▶ **Exercise brief**: Your reply should be the following data, copied exactly.

Source data section start

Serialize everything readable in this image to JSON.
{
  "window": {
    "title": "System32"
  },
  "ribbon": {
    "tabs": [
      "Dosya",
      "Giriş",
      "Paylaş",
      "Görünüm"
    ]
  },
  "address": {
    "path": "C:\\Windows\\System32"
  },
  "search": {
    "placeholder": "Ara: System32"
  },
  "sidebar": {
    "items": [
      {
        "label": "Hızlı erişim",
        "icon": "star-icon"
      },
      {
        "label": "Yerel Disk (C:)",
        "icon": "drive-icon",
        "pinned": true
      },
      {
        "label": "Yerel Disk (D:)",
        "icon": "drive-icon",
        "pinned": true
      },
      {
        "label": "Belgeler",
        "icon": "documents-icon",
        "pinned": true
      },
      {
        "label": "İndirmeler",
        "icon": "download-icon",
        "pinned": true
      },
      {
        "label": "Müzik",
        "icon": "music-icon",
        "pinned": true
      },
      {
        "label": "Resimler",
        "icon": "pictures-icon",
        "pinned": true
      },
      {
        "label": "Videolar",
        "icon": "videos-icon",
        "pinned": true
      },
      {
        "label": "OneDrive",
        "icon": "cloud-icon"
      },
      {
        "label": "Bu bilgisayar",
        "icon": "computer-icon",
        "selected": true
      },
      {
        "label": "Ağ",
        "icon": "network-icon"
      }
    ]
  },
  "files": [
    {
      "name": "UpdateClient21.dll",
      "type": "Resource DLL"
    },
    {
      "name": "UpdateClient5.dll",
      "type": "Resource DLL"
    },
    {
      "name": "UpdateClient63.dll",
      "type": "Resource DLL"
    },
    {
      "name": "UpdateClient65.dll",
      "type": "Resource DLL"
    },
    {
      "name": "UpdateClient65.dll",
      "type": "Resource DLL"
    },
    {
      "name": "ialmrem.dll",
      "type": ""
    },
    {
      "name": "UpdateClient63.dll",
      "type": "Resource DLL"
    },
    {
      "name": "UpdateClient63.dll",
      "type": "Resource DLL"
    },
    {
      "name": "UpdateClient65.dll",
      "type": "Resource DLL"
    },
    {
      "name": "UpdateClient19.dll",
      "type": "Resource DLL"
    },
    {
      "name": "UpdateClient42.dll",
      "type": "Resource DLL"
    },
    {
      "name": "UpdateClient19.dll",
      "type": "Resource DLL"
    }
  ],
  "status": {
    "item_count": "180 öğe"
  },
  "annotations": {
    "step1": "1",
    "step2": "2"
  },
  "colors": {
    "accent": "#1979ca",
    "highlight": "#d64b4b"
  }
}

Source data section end

▶ **Answer for this exercise**:
Serialize everything readable in this image to JSON.
{
  "window": {
    "title": "System32"
  },
  "ribbon": {
    "tabs": [
      "Dosya",
      "Giriş",
      "Paylaş",
      "Görünüm"
    ]
  },
  "address": {
    "path": "C:\\Windows\\System32"
  },
  "search": {
    "placeholder": "Ara: System32"
  },
  "sidebar": {
    "items": [
      {
        "label": "Hızlı erişim",
        "icon": "star-icon"
      },
      {
        "label": "Yerel Disk (C:)",
        "icon": "drive-icon",
        "pinned": true
      },
      {
        "label": "Yerel Disk (D:)",
        "icon": "drive-icon",
        "pinned": true
      },
      {
        "label": "Belgeler",
        "icon": "documents-icon",
        "pinned": true
      },
      {
        "label": "İndirmeler",
        "icon": "download-icon",
        "pinned": true
      },
      {
        "label": "Müzik",
        "icon": "music-icon",
        "pinned": true
      },
      {
        "label": "Resimler",
        "icon": "pictures-icon",
        "pinned": true
      },
      {
        "label": "Videolar",
        "icon": "videos-icon",
        "pinned": true
      },
      {
        "label": "OneDrive",
        "icon": "cloud-icon"
      },
      {
        "label": "Bu bilgisayar",
        "icon": "computer-icon",
        "selected": true
      },
      {
        "label": "Ağ",
        "icon": "network-icon"
      }
    ]
  },
  "files": [
    {
      "name": "UpdateClient21.dll",
      "type": "Resource DLL"
    },
    {
      "name": "UpdateClient5.dll",
      "type": "Resource DLL"
    },
    {
      "name": "UpdateClient63.dll",
      "type": "Resource DLL"
    },
    {
      "name": "UpdateClient65.dll",
      "type": "Resource DLL"
    },
    {
      "name": "UpdateClient65.dll",
      "type": "Resource DLL"
    },
    {
      "name": "ialmrem.dll",
      "type": ""
    },
    {
      "name": "UpdateClient63.dll",
      "type": "Resource DLL"
    },
    {
      "name": "UpdateClient63.dll",
      "type": "Resource DLL"
    },
    {
      "name": "UpdateClient65.dll",
      "type": "Resource DLL"
    },
    {
      "name": "UpdateClient19.dll",
      "type": "Resource DLL"
    },
    {
      "name": "UpdateClient42.dll",
      "type": "Resource DLL"
    },
    {
      "name": "UpdateClient19.dll",
      "type": "Resource DLL"
    }
  ],
  "status": {
    "item_count": "180 öğe"
  },
  "annotations": {
    "step1": "1",
    "step2": "2"
  },
  "colors": {
    "accent": "#1979ca",
    "highlight": "#d64b4b"
  }
}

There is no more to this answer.